# Directions
Where does the word "JSON" appear in the data? Copy every line that holds it.

-.-.-

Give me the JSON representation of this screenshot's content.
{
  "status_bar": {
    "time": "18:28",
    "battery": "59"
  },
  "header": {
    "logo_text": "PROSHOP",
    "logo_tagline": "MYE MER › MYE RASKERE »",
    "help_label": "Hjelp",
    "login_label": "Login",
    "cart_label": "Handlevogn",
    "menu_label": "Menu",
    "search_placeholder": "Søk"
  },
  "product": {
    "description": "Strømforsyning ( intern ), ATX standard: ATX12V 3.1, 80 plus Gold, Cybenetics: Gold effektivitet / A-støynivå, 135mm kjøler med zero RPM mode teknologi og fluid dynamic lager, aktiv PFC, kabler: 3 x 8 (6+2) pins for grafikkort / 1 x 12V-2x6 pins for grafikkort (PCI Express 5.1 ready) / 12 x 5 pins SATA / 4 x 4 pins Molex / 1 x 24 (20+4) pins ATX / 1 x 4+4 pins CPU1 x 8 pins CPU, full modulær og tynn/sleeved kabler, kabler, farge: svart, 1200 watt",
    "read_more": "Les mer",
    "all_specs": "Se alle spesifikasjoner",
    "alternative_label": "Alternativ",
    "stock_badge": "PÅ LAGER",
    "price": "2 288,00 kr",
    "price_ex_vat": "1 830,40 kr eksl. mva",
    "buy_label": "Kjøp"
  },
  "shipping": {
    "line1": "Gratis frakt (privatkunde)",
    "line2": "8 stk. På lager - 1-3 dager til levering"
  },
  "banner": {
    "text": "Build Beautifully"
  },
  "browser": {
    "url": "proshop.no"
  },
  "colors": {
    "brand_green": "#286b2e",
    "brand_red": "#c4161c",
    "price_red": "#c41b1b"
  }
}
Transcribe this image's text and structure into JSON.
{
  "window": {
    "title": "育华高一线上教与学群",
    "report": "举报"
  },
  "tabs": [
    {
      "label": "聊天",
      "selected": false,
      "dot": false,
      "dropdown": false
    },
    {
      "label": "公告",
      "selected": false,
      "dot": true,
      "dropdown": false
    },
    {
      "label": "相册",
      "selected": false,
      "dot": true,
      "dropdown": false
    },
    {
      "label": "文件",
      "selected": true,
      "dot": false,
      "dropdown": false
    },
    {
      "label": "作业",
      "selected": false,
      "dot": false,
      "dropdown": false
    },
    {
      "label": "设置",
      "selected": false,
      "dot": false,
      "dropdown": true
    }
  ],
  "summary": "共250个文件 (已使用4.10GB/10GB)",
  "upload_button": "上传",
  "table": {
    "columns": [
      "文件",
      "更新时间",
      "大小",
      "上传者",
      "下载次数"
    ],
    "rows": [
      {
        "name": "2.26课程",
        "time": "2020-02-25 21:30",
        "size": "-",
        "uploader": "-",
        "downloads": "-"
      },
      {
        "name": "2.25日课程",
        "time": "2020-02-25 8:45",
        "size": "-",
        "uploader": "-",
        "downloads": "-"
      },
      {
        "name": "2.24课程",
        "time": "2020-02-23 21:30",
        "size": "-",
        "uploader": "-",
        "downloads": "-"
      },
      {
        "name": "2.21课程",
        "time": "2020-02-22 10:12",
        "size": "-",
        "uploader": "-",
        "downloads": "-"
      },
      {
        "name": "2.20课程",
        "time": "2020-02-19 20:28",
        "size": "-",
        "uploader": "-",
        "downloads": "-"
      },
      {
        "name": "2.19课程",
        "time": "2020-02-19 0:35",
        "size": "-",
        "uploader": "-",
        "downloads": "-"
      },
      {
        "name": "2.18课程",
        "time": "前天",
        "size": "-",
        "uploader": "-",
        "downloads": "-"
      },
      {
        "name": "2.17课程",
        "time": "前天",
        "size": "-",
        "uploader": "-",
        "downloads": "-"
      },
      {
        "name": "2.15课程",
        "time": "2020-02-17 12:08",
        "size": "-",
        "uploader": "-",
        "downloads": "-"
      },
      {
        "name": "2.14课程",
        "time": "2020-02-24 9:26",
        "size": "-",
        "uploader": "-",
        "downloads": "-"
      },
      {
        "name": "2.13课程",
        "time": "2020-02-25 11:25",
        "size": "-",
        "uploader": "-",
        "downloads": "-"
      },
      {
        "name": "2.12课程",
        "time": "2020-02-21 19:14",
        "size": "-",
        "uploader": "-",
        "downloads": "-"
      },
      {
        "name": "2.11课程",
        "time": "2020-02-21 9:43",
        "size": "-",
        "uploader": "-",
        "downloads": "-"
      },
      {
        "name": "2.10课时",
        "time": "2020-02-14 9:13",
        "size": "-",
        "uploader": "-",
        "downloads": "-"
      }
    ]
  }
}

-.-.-

# Response area
Give me the JSON representation of this screenshot's content.
Transcribe this image's text and structure into JSON.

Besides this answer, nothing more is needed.